____ RECORDS FOR THIS TASK

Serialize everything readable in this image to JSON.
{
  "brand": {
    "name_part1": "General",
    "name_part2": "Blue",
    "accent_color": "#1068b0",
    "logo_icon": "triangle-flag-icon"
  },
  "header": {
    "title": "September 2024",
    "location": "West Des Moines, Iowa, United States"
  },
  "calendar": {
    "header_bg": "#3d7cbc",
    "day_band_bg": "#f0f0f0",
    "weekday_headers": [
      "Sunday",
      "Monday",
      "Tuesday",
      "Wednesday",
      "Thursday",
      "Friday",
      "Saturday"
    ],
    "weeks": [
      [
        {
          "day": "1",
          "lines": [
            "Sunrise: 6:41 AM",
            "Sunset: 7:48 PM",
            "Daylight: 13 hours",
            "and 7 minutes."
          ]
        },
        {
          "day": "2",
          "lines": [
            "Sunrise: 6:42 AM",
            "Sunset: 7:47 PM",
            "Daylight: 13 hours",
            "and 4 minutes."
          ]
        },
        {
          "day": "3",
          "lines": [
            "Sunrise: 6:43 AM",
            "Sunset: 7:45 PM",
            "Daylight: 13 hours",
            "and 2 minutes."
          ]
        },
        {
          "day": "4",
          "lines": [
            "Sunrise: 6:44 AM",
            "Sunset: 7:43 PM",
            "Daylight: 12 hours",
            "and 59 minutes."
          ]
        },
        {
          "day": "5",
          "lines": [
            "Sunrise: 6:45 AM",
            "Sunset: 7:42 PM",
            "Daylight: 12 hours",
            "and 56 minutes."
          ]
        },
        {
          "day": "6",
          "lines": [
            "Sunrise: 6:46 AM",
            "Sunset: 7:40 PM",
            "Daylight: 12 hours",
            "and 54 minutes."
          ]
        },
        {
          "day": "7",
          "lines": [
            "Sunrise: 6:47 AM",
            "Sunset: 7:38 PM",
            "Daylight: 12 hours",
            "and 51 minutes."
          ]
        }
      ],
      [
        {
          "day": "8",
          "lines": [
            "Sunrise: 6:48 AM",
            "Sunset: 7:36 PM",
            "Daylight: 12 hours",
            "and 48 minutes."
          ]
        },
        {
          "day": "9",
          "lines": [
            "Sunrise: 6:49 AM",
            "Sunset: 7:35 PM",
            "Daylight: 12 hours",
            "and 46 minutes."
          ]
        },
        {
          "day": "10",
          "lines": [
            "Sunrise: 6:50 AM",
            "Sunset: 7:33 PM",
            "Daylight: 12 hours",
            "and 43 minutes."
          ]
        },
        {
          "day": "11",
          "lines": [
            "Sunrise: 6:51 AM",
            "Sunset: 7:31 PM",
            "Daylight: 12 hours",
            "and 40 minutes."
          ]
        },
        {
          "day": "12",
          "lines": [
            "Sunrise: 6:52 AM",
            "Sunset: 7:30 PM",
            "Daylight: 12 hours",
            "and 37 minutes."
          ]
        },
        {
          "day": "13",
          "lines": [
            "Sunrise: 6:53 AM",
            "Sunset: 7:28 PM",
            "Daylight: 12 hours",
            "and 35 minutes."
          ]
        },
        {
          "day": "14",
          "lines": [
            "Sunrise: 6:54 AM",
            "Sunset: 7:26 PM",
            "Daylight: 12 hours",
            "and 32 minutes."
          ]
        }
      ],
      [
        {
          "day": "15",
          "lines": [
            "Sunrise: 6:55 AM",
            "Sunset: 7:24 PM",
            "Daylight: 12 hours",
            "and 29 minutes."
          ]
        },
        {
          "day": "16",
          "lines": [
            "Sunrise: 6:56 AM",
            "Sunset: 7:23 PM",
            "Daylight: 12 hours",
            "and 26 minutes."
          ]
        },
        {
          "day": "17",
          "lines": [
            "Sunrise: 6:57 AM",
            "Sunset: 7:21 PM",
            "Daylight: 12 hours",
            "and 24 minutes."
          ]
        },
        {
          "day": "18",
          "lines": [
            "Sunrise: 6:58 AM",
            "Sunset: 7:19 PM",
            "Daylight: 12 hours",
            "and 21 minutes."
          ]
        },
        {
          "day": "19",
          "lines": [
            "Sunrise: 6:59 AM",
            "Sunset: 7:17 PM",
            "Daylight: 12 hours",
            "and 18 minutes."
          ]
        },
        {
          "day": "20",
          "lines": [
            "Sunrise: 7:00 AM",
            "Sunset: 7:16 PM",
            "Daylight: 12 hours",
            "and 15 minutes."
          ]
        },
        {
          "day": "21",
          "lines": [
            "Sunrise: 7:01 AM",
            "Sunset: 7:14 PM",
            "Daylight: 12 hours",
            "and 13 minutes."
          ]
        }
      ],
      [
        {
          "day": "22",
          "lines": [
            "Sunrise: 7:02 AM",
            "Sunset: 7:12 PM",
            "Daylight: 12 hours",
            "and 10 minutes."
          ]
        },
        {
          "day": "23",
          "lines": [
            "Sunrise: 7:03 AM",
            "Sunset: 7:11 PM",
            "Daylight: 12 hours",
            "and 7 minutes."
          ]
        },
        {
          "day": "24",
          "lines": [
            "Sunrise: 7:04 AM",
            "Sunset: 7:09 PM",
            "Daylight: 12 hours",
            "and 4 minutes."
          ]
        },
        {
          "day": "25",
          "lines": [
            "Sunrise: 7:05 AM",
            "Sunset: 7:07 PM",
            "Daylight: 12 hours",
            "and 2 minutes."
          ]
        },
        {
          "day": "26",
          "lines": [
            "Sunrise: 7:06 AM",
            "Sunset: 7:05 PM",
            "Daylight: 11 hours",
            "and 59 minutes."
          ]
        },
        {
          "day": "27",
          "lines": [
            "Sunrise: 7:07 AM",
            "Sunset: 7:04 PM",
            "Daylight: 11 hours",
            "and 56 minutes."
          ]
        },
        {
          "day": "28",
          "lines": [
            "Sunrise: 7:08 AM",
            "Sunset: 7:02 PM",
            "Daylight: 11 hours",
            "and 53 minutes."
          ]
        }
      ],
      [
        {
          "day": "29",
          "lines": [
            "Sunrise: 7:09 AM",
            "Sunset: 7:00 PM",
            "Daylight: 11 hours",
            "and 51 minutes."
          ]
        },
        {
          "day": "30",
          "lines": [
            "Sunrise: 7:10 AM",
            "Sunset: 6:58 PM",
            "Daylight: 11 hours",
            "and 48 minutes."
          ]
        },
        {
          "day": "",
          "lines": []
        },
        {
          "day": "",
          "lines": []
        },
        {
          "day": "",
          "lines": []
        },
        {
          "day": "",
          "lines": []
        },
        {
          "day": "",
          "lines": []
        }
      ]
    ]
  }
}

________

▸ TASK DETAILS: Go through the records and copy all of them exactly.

▸ FINISHED EXERCISE:
Serialize everything readable in this image to JSON.
{
  "brand": {
    "name_part1": "General",
    "name_part2": "Blue",
    "accent_color": "#1068b0",
    "logo_icon": "triangle-flag-icon"
  },
  "header": {
    "title": "September 2024",
    "location": "West Des Moines, Iowa, United States"
  },
  "calendar": {
    "header_bg": "#3d7cbc",
    "day_band_bg": "#f0f0f0",
    "weekday_headers": [
      "Sunday",
      "Monday",
      "Tuesday",
      "Wednesday",
      "Thursday",
      "Friday",
      "Saturday"
    ],
    "weeks": [
      [
        {
          "day": "1",
          "lines": [
            "Sunrise: 6:41 AM",
            "Sunset: 7:48 PM",
            "Daylight: 13 hours",
            "and 7 minutes."
          ]
        },
        {
          "day": "2",
          "lines": [
            "Sunrise: 6:42 AM",
            "Sunset: 7:47 PM",
            "Daylight: 13 hours",
            "and 4 minutes."
          ]
        },
        {
          "day": "3",
          "lines": [
            "Sunrise: 6:43 AM",
            "Sunset: 7:45 PM",
            "Daylight: 13 hours",
            "and 2 minutes."
          ]
        },
        {
          "day": "4",
          "lines": [
            "Sunrise: 6:44 AM",
            "Sunset: 7:43 PM",
            "Daylight: 12 hours",
            "and 59 minutes."
          ]
        },
        {
          "day": "5",
          "lines": [
            "Sunrise: 6:45 AM",
            "Sunset: 7:42 PM",
            "Daylight: 12 hours",
            "and 56 minutes."
          ]
        },
        {
          "day": "6",
          "lines": [
            "Sunrise: 6:46 AM",
            "Sunset: 7:40 PM",
            "Daylight: 12 hours",
            "and 54 minutes."
          ]
        },
        {
          "day": "7",
          "lines": [
            "Sunrise: 6:47 AM",
            "Sunset: 7:38 PM",
            "Daylight: 12 hours",
            "and 51 minutes."
          ]
        }
      ],
      [
        {
          "day": "8",
          "lines": [
            "Sunrise: 6:48 AM",
            "Sunset: 7:36 PM",
            "Daylight: 12 hours",
            "and 48 minutes."
          ]
        },
        {
          "day": "9",
          "lines": [
            "Sunrise: 6:49 AM",
            "Sunset: 7:35 PM",
            "Daylight: 12 hours",
            "and 46 minutes."
          ]
        },
        {
          "day": "10",
          "lines": [
            "Sunrise: 6:50 AM",
            "Sunset: 7:33 PM",
            "Daylight: 12 hours",
            "and 43 minutes."
          ]
        },
        {
          "day": "11",
          "lines": [
            "Sunrise: 6:51 AM",
            "Sunset: 7:31 PM",
            "Daylight: 12 hours",
            "and 40 minutes."
          ]
        },
        {
          "day": "12",
          "lines": [
            "Sunrise: 6:52 AM",
            "Sunset: 7:30 PM",
            "Daylight: 12 hours",
            "and 37 minutes."
          ]
        },
        {
          "day": "13",
          "lines": [
            "Sunrise: 6:53 AM",
            "Sunset: 7:28 PM",
            "Daylight: 12 hours",
            "and 35 minutes."
          ]
        },
        {
          "day": "14",
          "lines": [
            "Sunrise: 6:54 AM",
            "Sunset: 7:26 PM",
            "Daylight: 12 hours",
            "and 32 minutes."
          ]
        }
      ],
      [
        {
          "day": "15",
          "lines": [
            "Sunrise: 6:55 AM",
            "Sunset: 7:24 PM",
            "Daylight: 12 hours",
            "and 29 minutes."
          ]
        },
        {
          "day": "16",
          "lines": [
            "Sunrise: 6:56 AM",
            "Sunset: 7:23 PM",
            "Daylight: 12 hours",
            "and 26 minutes."
          ]
        },
        {
          "day": "17",
          "lines": [
            "Sunrise: 6:57 AM",
            "Sunset: 7:21 PM",
            "Daylight: 12 hours",
            "and 24 minutes."
          ]
        },
        {
          "day": "18",
          "lines": [
            "Sunrise: 6:58 AM",
            "Sunset: 7:19 PM",
            "Daylight: 12 hours",
            "and 21 minutes."
          ]
        },
        {
          "day": "19",
          "lines": [
            "Sunrise: 6:59 AM",
            "Sunset: 7:17 PM",
            "Daylight: 12 hours",
            "and 18 minutes."
          ]
        },
        {
          "day": "20",
          "lines": [
            "Sunrise: 7:00 AM",
            "Sunset: 7:16 PM",
            "Daylight: 12 hours",
            "and 15 minutes."
          ]
        },
        {
          "day": "21",
          "lines": [
            "Sunrise: 7:01 AM",
            "Sunset: 7:14 PM",
            "Daylight: 12 hours",
            "and 13 minutes."
          ]
        }
      ],
      [
        {
          "day": "22",
          "lines": [
            "Sunrise: 7:02 AM",
            "Sunset: 7:12 PM",
            "Daylight: 12 hours",
            "and 10 minutes."
          ]
        },
        {
          "day": "23",
          "lines": [
            "Sunrise: 7:03 AM",
            "Sunset: 7:11 PM",
            "Daylight: 12 hours",
            "and 7 minutes."
          ]
        },
        {
          "day": "24",
          "lines": [
            "Sunrise: 7:04 AM",
            "Sunset: 7:09 PM",
            "Daylight: 12 hours",
            "and 4 minutes."
          ]
        },
        {
          "day": "25",
          "lines": [
            "Sunrise: 7:05 AM",
            "Sunset: 7:07 PM",
            "Daylight: 12 hours",
            "and 2 minutes."
          ]
        },
        {
          "day": "26",
          "lines": [
            "Sunrise: 7:06 AM",
            "Sunset: 7:05 PM",
            "Daylight: 11 hours",
            "and 59 minutes."
          ]
        },
        {
          "day": "27",
          "lines": [
            "Sunrise: 7:07 AM",
            "Sunset: 7:04 PM",
            "Daylight: 11 hours",
            "and 56 minutes."
          ]
        },
        {
          "day": "28",
          "lines": [
            "Sunrise: 7:08 AM",
            "Sunset: 7:02 PM",
            "Daylight: 11 hours",
            "and 53 minutes."
          ]
        }
      ],
      [
        {
          "day": "29",
          "lines": [
            "Sunrise: 7:09 AM",
            "Sunset: 7:00 PM",
            "Daylight: 11 hours",
            "and 51 minutes."
          ]
        },
        {
          "day": "30",
          "lines": [
            "Sunrise: 7:10 AM",
            "Sunset: 6:58 PM",
            "Daylight: 11 hours",
            "and 48 minutes."
          ]
        },
        {
          "day": "",
          "lines": []
        },
        {
          "day": "",
          "lines": []
        },
        {
          "day": "",
          "lines": []
        },
        {
          "day": "",
          "lines": []
        },
        {
          "day": "",
          "lines": []
        }
      ]
    ]
  }
}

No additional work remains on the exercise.